> [TASK TO COMPLETE]
Return all lines in the material below that contain "text".

> [MATERIAL PROVIDED]
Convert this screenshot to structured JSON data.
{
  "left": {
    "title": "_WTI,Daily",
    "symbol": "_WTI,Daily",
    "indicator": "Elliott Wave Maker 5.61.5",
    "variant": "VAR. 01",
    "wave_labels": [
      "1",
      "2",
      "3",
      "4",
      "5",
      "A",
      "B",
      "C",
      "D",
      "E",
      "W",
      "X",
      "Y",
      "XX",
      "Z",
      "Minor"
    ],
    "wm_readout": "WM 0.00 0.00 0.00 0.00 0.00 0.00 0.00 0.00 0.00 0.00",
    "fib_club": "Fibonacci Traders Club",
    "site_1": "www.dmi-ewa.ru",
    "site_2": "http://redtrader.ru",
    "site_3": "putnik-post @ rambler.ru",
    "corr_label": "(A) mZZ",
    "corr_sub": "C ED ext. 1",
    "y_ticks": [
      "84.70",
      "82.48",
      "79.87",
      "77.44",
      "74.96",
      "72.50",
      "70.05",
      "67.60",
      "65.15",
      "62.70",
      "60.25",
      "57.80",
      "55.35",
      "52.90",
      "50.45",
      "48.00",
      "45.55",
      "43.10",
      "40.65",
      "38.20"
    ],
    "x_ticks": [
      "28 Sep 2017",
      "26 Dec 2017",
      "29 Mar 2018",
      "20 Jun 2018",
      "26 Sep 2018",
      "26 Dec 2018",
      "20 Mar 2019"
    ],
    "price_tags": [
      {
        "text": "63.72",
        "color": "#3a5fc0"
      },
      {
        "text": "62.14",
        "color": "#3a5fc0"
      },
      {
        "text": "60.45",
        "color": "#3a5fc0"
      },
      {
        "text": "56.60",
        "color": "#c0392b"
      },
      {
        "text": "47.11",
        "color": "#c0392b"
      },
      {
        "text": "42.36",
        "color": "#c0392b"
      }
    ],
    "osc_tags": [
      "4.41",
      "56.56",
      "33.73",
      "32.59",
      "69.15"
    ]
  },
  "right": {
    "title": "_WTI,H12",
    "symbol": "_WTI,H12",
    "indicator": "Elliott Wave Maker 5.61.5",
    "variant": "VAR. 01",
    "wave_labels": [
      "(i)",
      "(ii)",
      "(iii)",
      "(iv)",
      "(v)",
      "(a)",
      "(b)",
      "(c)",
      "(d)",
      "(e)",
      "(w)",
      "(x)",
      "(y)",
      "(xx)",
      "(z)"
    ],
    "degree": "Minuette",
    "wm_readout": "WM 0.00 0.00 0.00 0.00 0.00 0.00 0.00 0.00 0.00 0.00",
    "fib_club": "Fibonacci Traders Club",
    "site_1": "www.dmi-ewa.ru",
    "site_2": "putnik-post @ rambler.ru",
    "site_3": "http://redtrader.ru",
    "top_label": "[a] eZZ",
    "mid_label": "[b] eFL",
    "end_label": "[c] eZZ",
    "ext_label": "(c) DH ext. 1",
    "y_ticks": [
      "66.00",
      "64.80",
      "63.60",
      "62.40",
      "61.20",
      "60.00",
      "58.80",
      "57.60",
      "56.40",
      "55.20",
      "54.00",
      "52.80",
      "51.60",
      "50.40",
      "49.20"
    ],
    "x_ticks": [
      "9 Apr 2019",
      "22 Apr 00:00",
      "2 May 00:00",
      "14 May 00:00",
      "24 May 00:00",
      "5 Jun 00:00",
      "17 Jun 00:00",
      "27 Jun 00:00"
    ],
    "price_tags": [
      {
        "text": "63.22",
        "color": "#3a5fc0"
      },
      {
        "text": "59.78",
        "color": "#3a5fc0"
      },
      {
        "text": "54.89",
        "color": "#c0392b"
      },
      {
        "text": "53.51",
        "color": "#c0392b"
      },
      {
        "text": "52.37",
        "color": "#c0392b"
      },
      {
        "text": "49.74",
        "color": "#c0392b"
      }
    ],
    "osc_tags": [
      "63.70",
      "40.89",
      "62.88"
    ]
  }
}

> [RESULT OF THE EXERCISE]
        "text": "63.72",
        "text": "62.14",
        "text": "60.45",
        "text": "56.60",
        "text": "47.11",
        "text": "42.36",
        "text": "63.22",
        "text": "59.78",
        "text": "54.89",
        "text": "53.51",
        "text": "52.37",
        "text": "49.74",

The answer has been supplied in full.